Fingerprint changes that may show as faded prints and/or lines across the fingerprints, horizontal and vertical, occur in approximately 40% of ME/CFS patients, according to ME/CFS expert, Dr Paul R. Cheney. Ten percent of ME/CFS patients cannot be fingerprinted whatsoever. This may also happen with other diseases, such as Raynaud’s syndrome,celiac disease, some autoimmune conditions, and some skin diseases, but it's extremely rare in the general population.
See also[edit | edit source]
- Osler's Web by Hillary Johnson, page 142
- Stricken - Voices From the Hidden Epidemic of Chronic Fatigue Syndrome by Peggy Munson

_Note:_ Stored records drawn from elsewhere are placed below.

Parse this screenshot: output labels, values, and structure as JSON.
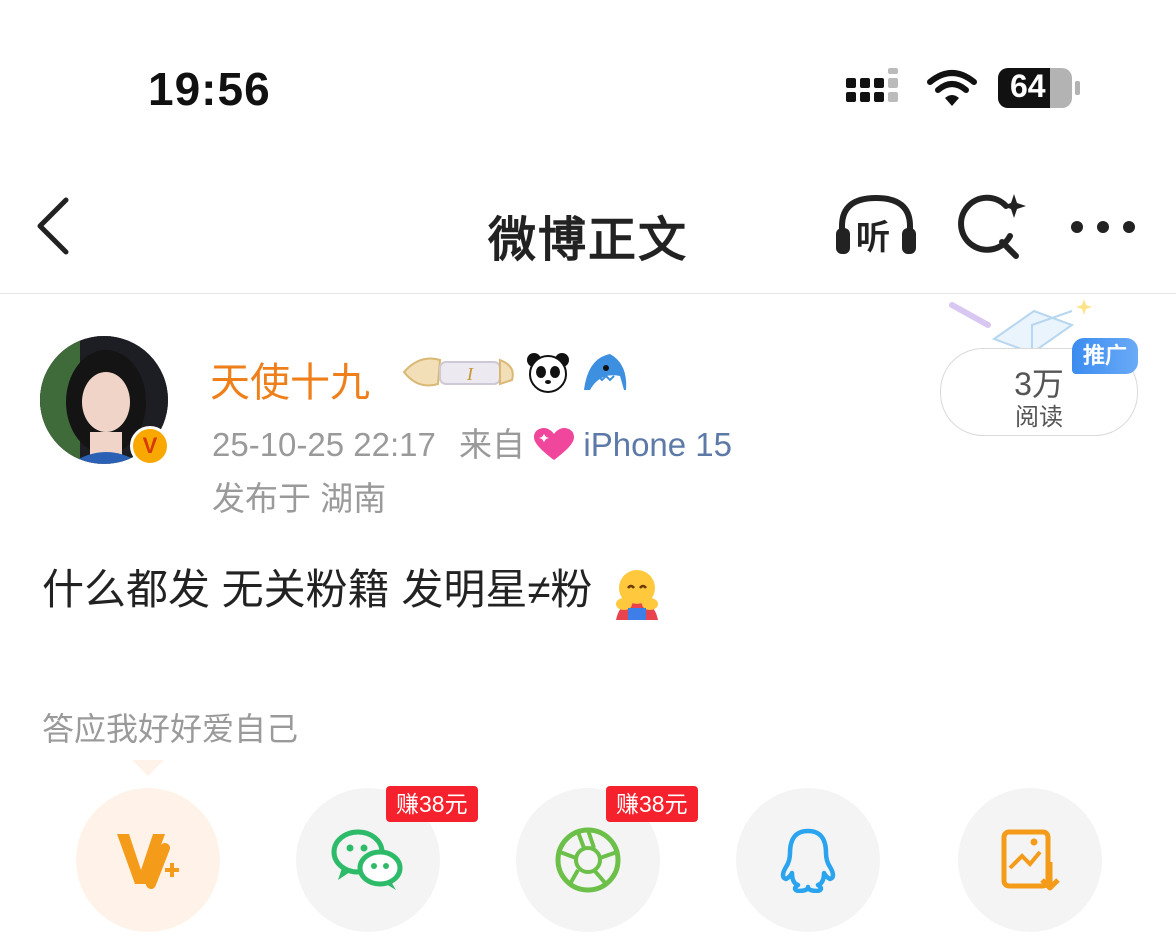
{
  "status_bar": {
    "time": "19:56",
    "battery": "64"
  },
  "nav": {
    "title": "微博正文",
    "listen_label": "听"
  },
  "post": {
    "author": "天使十九",
    "badge_letter": "I",
    "verified_mark": "V",
    "time": "25-10-25 22:17",
    "source_prefix": "来自",
    "source_device": "iPhone 15",
    "location": "发布于 湖南",
    "read_count": "3万",
    "read_label": "阅读",
    "promo_tag": "推广",
    "text": "什么都发 无关粉籍 发明星≠粉",
    "sub_text": "答应我好好爱自己"
  },
  "share": {
    "items": [
      {
        "icon": "v-plus-icon"
      },
      {
        "icon": "wechat-icon",
        "tag": "赚38元"
      },
      {
        "icon": "moments-icon",
        "tag": "赚38元"
      },
      {
        "icon": "qq-icon"
      },
      {
        "icon": "save-image-icon"
      }
    ]
  },
  "colors": {
    "username": "#ef7f1a",
    "source": "#5c79a8",
    "earn_tag": "#f5222d",
    "wechat": "#2dbb6a",
    "moments": "#6cc04a",
    "qq": "#2aa4ee",
    "save": "#f49b1a"
  }
}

Learn more[edit | edit source]
- The Fact of Fingerprints - A blog post by No Poster Girl
- Chronic Fatigue, Mycotoxins, Abnormal Clotting and Other Notes - Townsend Letter for Doctors and Patients by Jonathan Collin M.D.
- The Paradox of Lost Fingerprints: Metaphor and the Shaming of Chronic Fatigue Syndrome, chapter 14, by Peggy Munson - (excerpt on Google books)

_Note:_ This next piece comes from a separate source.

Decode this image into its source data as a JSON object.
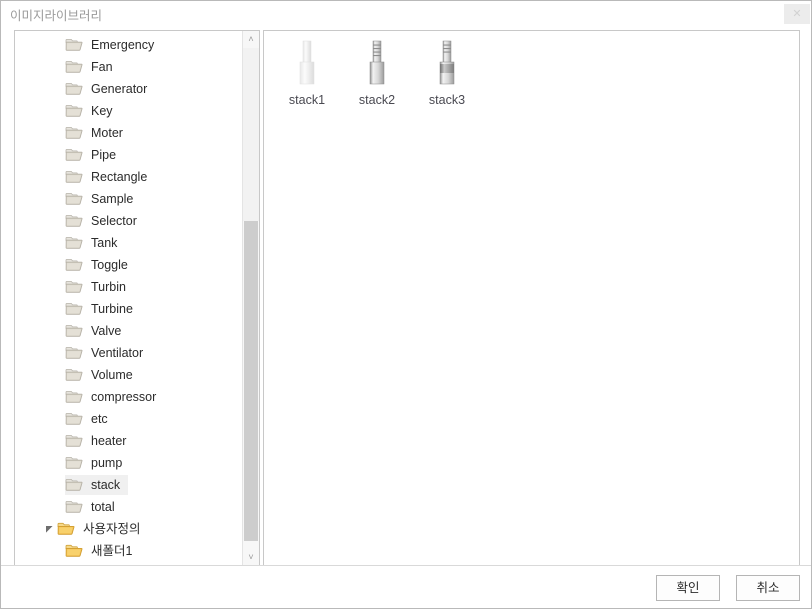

References[edit | edit source]
- "Chronic Fatigue, Mycotoxins, Abnormal Clotting and Other Notes". www.tldp.com. Retrieved December 12, 2019.
- Drahansky, Martin; Dolezel, Michal; Urbanek, Jaroslav; Brezinova, Eva; Kim, Tai-hoon (2012). "Influence of Skin Diseases on Fingerprint Recognition". Journal of Biomedicine and Biotechnology: 1–14. doi:10.1155/2012/626148. ISSN 1110-7243. PMC 3359776. PMID 22654483.
- David, T. J.; Ajdukiewicz, A. B.; Read, A. E. (December 5, 1970). "Fingerprint Changes in Coeliac Disease". BMJ. 4 (5735): 594–596. doi:10.1136/bmj.4.5735.594. ISSN 0959-8138. PMC 1820184. PMID 5488703.
- "Vanishing pigment and fingerprints: An autoimmune connection?". Journal of the American Academy of Dermatology. 72 (5): AB1. May 2015. doi:10.1016/j.jaad.2015.02.012.
BMJ The BMJ (previously the British Medical Journal) is a weekly peer-reviewed medical journal.